Write out the material in full, matching each line exactly.
----------
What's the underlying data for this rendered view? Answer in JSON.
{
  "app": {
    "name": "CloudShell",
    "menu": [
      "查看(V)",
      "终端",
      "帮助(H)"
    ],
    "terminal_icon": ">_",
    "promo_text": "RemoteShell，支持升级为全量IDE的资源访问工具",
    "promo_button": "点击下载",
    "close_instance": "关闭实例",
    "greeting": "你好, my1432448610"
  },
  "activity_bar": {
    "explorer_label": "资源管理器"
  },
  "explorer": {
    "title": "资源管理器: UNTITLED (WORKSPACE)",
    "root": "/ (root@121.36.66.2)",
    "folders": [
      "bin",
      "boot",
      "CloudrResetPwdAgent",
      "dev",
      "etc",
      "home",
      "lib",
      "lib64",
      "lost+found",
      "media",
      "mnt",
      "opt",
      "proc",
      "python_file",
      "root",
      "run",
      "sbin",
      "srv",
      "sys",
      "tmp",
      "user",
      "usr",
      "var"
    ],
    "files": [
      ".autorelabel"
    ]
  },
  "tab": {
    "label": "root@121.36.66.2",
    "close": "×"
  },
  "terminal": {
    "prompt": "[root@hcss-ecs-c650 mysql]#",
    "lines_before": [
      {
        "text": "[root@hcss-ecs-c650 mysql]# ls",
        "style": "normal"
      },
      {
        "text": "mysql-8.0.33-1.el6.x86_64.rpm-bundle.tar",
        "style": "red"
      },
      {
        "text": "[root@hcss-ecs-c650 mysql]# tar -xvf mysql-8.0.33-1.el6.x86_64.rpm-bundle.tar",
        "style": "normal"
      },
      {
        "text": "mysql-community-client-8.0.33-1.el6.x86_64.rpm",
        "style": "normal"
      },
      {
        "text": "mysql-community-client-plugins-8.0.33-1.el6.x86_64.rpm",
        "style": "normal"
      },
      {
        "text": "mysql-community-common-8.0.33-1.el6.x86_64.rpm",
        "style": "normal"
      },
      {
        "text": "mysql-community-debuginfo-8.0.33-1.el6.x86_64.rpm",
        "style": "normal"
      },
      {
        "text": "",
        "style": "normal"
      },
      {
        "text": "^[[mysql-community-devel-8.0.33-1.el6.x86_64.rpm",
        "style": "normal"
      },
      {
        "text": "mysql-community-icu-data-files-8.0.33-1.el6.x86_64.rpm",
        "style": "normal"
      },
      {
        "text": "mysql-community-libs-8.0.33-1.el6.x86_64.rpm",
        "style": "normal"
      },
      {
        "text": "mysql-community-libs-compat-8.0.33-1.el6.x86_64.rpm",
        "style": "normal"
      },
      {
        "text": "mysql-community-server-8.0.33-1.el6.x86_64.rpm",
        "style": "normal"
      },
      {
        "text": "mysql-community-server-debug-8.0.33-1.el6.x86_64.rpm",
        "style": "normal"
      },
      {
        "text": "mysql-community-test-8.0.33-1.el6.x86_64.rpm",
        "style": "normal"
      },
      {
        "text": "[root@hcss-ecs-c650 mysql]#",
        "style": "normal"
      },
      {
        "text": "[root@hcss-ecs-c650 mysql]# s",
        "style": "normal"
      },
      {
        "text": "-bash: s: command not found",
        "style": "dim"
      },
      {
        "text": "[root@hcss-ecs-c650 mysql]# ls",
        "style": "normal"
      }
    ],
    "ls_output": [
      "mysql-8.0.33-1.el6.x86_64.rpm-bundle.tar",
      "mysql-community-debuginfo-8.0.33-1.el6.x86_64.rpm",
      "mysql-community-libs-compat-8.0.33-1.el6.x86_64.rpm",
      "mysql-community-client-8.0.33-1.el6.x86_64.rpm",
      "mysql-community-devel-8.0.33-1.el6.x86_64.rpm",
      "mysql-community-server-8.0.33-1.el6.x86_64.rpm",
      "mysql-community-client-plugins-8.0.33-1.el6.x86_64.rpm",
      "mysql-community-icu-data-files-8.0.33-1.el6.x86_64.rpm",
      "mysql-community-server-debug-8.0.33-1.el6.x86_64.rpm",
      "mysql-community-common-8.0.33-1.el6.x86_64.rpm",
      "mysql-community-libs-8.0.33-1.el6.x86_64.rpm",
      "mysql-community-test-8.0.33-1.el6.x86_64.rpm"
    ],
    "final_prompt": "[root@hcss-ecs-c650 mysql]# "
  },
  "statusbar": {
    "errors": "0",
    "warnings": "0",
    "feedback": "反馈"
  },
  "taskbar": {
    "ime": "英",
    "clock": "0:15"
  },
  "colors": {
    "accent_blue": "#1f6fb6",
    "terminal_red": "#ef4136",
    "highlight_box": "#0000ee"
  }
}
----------
# REPLY
What's the underlying data for this rendered view? Answer in JSON.
{
  "app": {
    "name": "CloudShell",
    "menu": [
      "查看(V)",
      "终端",
      "帮助(H)"
    ],
    "terminal_icon": ">_",
    "promo_text": "RemoteShell，支持升级为全量IDE的资源访问工具",
    "promo_button": "点击下载",
    "close_instance": "关闭实例",
    "greeting": "你好, my1432448610"
  },
  "activity_bar": {
    "explorer_label": "资源管理器"
  },
  "explorer": {
    "title": "资源管理器: UNTITLED (WORKSPACE)",
    "root": "/ (root@121.36.66.2)",
    "folders": [
      "bin",
      "boot",
      "CloudrResetPwdAgent",
      "dev",
      "etc",
      "home",
      "lib",
      "lib64",
      "lost+found",
      "media",
      "mnt",
      "opt",
      "proc",
      "python_file",
      "root",
      "run",
      "sbin",
      "srv",
      "sys",
      "tmp",
      "user",
      "usr",
      "var"
    ],
    "files": [
      ".autorelabel"
    ]
  },
  "tab": {
    "label": "root@121.36.66.2",
    "close": "×"
  },
  "terminal": {
    "prompt": "[root@hcss-ecs-c650 mysql]#",
    "lines_before": [
      {
        "text": "[root@hcss-ecs-c650 mysql]# ls",
        "style": "normal"
      },
      {
        "text": "mysql-8.0.33-1.el6.x86_64.rpm-bundle.tar",
        "style": "red"
      },
      {
        "text": "[root@hcss-ecs-c650 mysql]# tar -xvf mysql-8.0.33-1.el6.x86_64.rpm-bundle.tar",
        "style": "normal"
      },
      {
        "text": "mysql-community-client-8.0.33-1.el6.x86_64.rpm",
        "style": "normal"
      },
      {
        "text": "mysql-community-client-plugins-8.0.33-1.el6.x86_64.rpm",
        "style": "normal"
      },
      {
        "text": "mysql-community-common-8.0.33-1.el6.x86_64.rpm",
        "style": "normal"
      },
      {
        "text": "mysql-community-debuginfo-8.0.33-1.el6.x86_64.rpm",
        "style": "normal"
      },
      {
        "text": "",
        "style": "normal"
      },
      {
        "text": "^[[mysql-community-devel-8.0.33-1.el6.x86_64.rpm",
        "style": "normal"
      },
      {
        "text": "mysql-community-icu-data-files-8.0.33-1.el6.x86_64.rpm",
        "style": "normal"
      },
      {
        "text": "mysql-community-libs-8.0.33-1.el6.x86_64.rpm",
        "style": "normal"
      },
      {
        "text": "mysql-community-libs-compat-8.0.33-1.el6.x86_64.rpm",
        "style": "normal"
      },
      {
        "text": "mysql-community-server-8.0.33-1.el6.x86_64.rpm",
        "style": "normal"
      },
      {
        "text": "mysql-community-server-debug-8.0.33-1.el6.x86_64.rpm",
        "style": "normal"
      },
      {
        "text": "mysql-community-test-8.0.33-1.el6.x86_64.rpm",
        "style": "normal"
      },
      {
        "text": "[root@hcss-ecs-c650 mysql]#",
        "style": "normal"
      },
      {
        "text": "[root@hcss-ecs-c650 mysql]# s",
        "style": "normal"
      },
      {
        "text": "-bash: s: command not found",
        "style": "dim"
      },
      {
        "text": "[root@hcss-ecs-c650 mysql]# ls",
        "style": "normal"
      }
    ],
    "ls_output": [
      "mysql-8.0.33-1.el6.x86_64.rpm-bundle.tar",
      "mysql-community-debuginfo-8.0.33-1.el6.x86_64.rpm",
      "mysql-community-libs-compat-8.0.33-1.el6.x86_64.rpm",
      "mysql-community-client-8.0.33-1.el6.x86_64.rpm",
      "mysql-community-devel-8.0.33-1.el6.x86_64.rpm",
      "mysql-community-server-8.0.33-1.el6.x86_64.rpm",
      "mysql-community-client-plugins-8.0.33-1.el6.x86_64.rpm",
      "mysql-community-icu-data-files-8.0.33-1.el6.x86_64.rpm",
      "mysql-community-server-debug-8.0.33-1.el6.x86_64.rpm",
      "mysql-community-common-8.0.33-1.el6.x86_64.rpm",
      "mysql-community-libs-8.0.33-1.el6.x86_64.rpm",
      "mysql-community-test-8.0.33-1.el6.x86_64.rpm"
    ],
    "final_prompt": "[root@hcss-ecs-c650 mysql]# "
  },
  "statusbar": {
    "errors": "0",
    "warnings": "0",
    "feedback": "反馈"
  },
  "taskbar": {
    "ime": "英",
    "clock": "0:15"
  },
  "colors": {
    "accent_blue": "#1f6fb6",
    "terminal_red": "#ef4136",
    "highlight_box": "#0000ee"
  }
}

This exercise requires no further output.